These developments highlight the complex and unresolved difficulties a deficient IPID Act presents for the independence of the organisation. The HSF considers this a missed opportunity by both Parliament and the President to do better. In terms of S84 of the Constitution, the President cannot refuse to sign a Bill but must, after applying his or her mind (which can include receiving submissions and engaging in consultation) refer it back to the National Assembly for reconsideration, or refer it to the Constitutional Court for consideration if the President is not satisfied as to the constitutionality of the Bill. Given the weight of the Constitutional Court judgment, the President should have applied his mind more carefully to the Court’s guidance on questions of adequate independence. The explanation from the Committee that the Bill needed to be signed because of the Constitutional Court deadline is farcical as;

  • the Bill, as of the expiry of the 24-month period was already in a nearly 2-year default of that timeline by the time of signature, and
  • the effect of the Order was that its relief was to be read into the Act regardless of when the Bill was ultimately passed.

The Committee chairperson, has, however, indicated in a press statement that the Department is free to bring a full amendment of the IPID Act “for its consideration at a later stage”. We will be watching closely to see how the Committee works together with IPID in engaging in a full review of the IPID Act in order to create a more independent IPID. With allegations of rampant police abuse, brutality and corruption, especially under lockdown, South Africa deserves more from its public representatives in working tirelessly to restore public confidence in the institutional independence of IPID.

Kimera Chetty
Legal Researcher

[1] [2016] ZACC 30

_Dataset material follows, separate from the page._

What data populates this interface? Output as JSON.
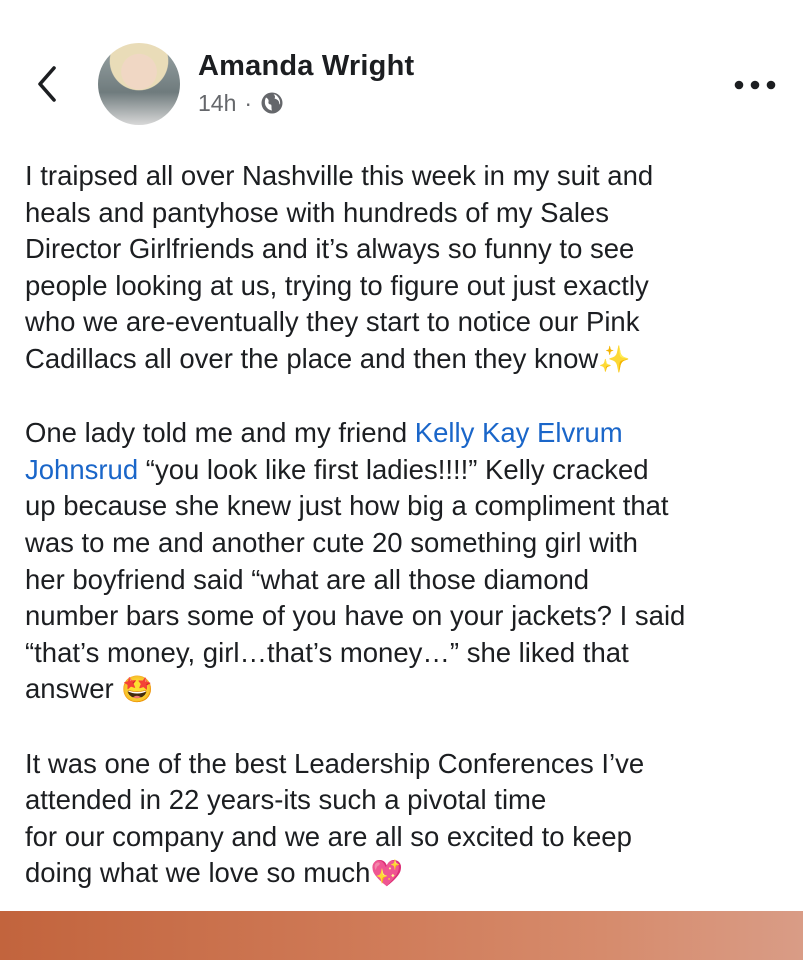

[2] Glenister v President of the Republic of South Africa 2011 (3) SA 347 (CC)

[3] Helen Suzman Foundation v President of the RSA; Glenister v President of the RSA 2015 (2) SA 1(CC)